Global health community calls for climate action ahead of COP26 to avert “biggest health threat facing humanity”
Geneva, 11 October 2021 - The George Institute for Global Health has joined more than 300 organizations representing at least 45 million nurses, doctors and health professionals worldwide – about three quarters of the global health workforce – in signing an open letter to the 197 government leaders and national delegations ahead of the UN climate conference (COP26) in Glasgow, UK. The letter warns that the climate crisis is the single biggest health threat facing humanity, and calls on world leaders to deliver on climate action.
The letter’s publication coincides with the release today of a new report by the World Health Organization (WHO), which argues that countries can only ensure a long-term recovery from the pandemic by implementing ambitious climate commitments. The report delivers ten high-level recommendations, backed up by action points, resources and case studies, including the need to place health and social justice at the heart of the UN climate talks; to promote sustainable, healthy urban design and transport systems, with priority for walking, cycling and public transport; and promotion of sustainable food supply chains and more nutritious diets that deliver on both climate and health outcomes.
The letter states:
“Wherever we deliver care, in our hospitals, clinics and communities around the world, we are already responding to the health harms caused by climate change. Those people and nations who have benefited most from the activities that caused the climate crisis, especially fossil fuel extraction and use, have a great responsibility to do everything possible to help those who are now most at risk.”
Professor Kent Buse, Director of the Healthier Societies Program at The George Institute for Global Health, said:

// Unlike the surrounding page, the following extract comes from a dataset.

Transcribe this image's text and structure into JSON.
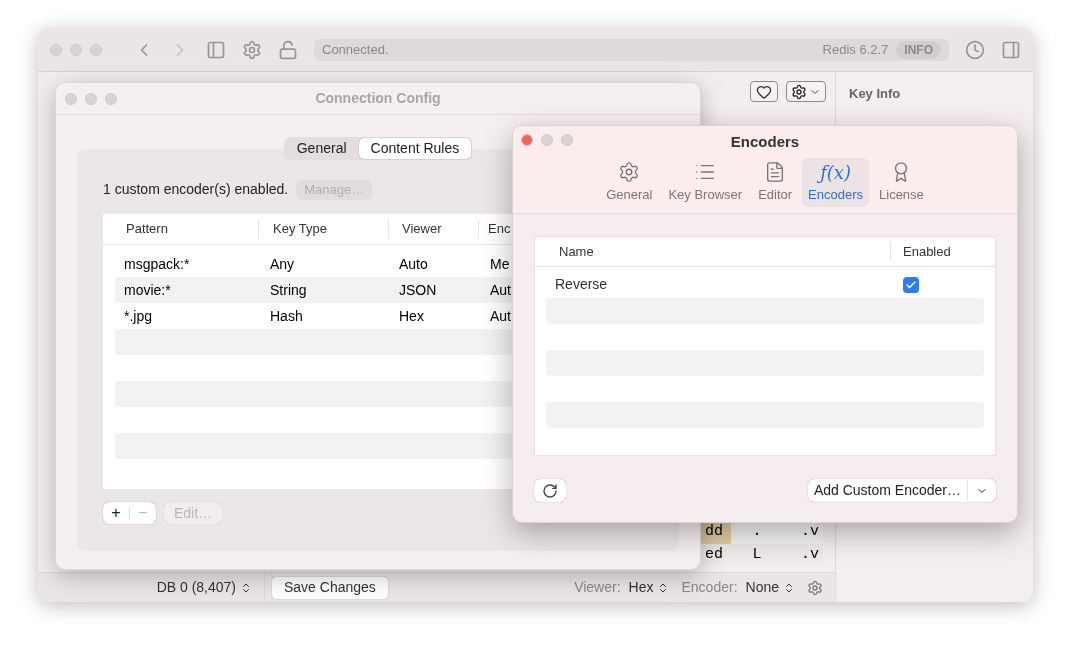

“The health of people and planet is intimately connected – and both are being severely and negatively impacted by Global Heating. We need ambitious commitments, financing and action at COP26. As co-chair of the Planetary Health task team at The George Institute for Global Health, I am proud that The Institute has joined fellow health professionals from around the world in delivering the Healthy Climate Prescription to leaders meeting in Glasgow later this month. Let’s keep the pressure up."
Both the letter and the report argue that health and equity must be at the centre of climate change response; while the letter calls for action, the report provides the blueprint for delivering climate action that will protect the health of people around the world.
The letter, which has been signed by diverse medical organisations and high profile individuals, such as WHO Director-General Dr Tedros Adhanom Ghebreyesus, the World Medical Association, the International Council of Nurses, and journals The Lancet and The BMJ, calls on all governments to update their national climate commitments under the Paris Agreement, in line with their fair share of limiting warming to 1.5°C. A recent report by UN Climate Change (UNFCCC) found that countries’ collective climate commitments are falling far short of this goal, and would lead to a global temperature rise of at least 2.7°C by the end of the century.
The 45 million health professionals represented in the letter are demanding a rapid and just transition away from fossil fuels; for high-income countries to provide the promised transfer of climate funds; for investments in resilient and low carbon health systems; and for pandemic recovery investments to support climate action and reduce social and health inequities.
The signatories of the open letter represent every region of the world, and include the International Council of Nurses, the World Medical Association, the International Federation of Medical Students Associations, the International Confederation of Midwives, and the International Pediatrics Association. See full list of signatories.
Image credit: Helen Cortez / EyeEm via Getty Images